> _What the exercise asks_:
Having read the records, set them all down exactly as they appear.

______________________________

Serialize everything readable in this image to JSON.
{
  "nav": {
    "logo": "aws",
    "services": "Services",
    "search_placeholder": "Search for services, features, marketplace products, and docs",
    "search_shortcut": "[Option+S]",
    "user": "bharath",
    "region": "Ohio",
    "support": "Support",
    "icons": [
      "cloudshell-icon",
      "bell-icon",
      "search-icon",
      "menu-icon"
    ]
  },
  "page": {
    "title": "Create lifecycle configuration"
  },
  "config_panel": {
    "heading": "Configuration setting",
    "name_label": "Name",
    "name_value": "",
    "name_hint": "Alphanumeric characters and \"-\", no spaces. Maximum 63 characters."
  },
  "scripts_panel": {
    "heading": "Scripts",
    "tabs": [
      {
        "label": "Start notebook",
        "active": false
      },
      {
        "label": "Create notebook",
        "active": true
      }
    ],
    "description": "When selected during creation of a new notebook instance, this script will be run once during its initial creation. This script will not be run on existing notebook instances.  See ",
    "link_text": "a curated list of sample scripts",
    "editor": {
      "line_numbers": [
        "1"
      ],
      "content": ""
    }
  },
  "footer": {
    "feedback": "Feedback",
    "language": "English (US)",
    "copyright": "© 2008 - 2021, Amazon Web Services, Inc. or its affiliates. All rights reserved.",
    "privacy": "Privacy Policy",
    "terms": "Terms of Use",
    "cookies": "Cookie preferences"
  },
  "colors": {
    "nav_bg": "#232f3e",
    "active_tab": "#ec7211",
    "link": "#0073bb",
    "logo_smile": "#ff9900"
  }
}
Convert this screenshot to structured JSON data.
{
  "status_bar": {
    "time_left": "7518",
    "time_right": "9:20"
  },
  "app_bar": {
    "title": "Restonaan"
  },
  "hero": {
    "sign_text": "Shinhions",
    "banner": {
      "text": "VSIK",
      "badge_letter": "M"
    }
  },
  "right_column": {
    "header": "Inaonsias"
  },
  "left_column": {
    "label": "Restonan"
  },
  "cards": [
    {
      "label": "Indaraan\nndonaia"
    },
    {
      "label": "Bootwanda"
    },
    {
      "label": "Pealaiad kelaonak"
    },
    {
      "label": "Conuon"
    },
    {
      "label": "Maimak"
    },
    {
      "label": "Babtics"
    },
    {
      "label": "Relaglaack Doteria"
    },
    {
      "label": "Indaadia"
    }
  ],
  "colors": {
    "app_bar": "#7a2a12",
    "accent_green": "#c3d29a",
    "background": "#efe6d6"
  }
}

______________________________

> _Solution to the exercise_:
Serialize everything readable in this image to JSON.
{
  "nav": {
    "logo": "aws",
    "services": "Services",
    "search_placeholder": "Search for services, features, marketplace products, and docs",
    "search_shortcut": "[Option+S]",
    "user": "bharath",
    "region": "Ohio",
    "support": "Support",
    "icons": [
      "cloudshell-icon",
      "bell-icon",
      "search-icon",
      "menu-icon"
    ]
  },
  "page": {
    "title": "Create lifecycle configuration"
  },
  "config_panel": {
    "heading": "Configuration setting",
    "name_label": "Name",
    "name_value": "",
    "name_hint": "Alphanumeric characters and \"-\", no spaces. Maximum 63 characters."
  },
  "scripts_panel": {
    "heading": "Scripts",
    "tabs": [
      {
        "label": "Start notebook",
        "active": false
      },
      {
        "label": "Create notebook",
        "active": true
      }
    ],
    "description": "When selected during creation of a new notebook instance, this script will be run once during its initial creation. This script will not be run on existing notebook instances.  See ",
    "link_text": "a curated list of sample scripts",
    "editor": {
      "line_numbers": [
        "1"
      ],
      "content": ""
    }
  },
  "footer": {
    "feedback": "Feedback",
    "language": "English (US)",
    "copyright": "© 2008 - 2021, Amazon Web Services, Inc. or its affiliates. All rights reserved.",
    "privacy": "Privacy Policy",
    "terms": "Terms of Use",
    "cookies": "Cookie preferences"
  },
  "colors": {
    "nav_bg": "#232f3e",
    "active_tab": "#ec7211",
    "link": "#0073bb",
    "logo_smile": "#ff9900"
  }
}
Convert this screenshot to structured JSON data.
{
  "status_bar": {
    "time_left": "7518",
    "time_right": "9:20"
  },
  "app_bar": {
    "title": "Restonaan"
  },
  "hero": {
    "sign_text": "Shinhions",
    "banner": {
      "text": "VSIK",
      "badge_letter": "M"
    }
  },
  "right_column": {
    "header": "Inaonsias"
  },
  "left_column": {
    "label": "Restonan"
  },
  "cards": [
    {
      "label": "Indaraan\nndonaia"
    },
    {
      "label": "Bootwanda"
    },
    {
      "label": "Pealaiad kelaonak"
    },
    {
      "label": "Conuon"
    },
    {
      "label": "Maimak"
    },
    {
      "label": "Babtics"
    },
    {
      "label": "Relaglaack Doteria"
    },
    {
      "label": "Indaadia"
    }
  ],
  "colors": {
    "app_bar": "#7a2a12",
    "accent_green": "#c3d29a",
    "background": "#efe6d6"
  }
}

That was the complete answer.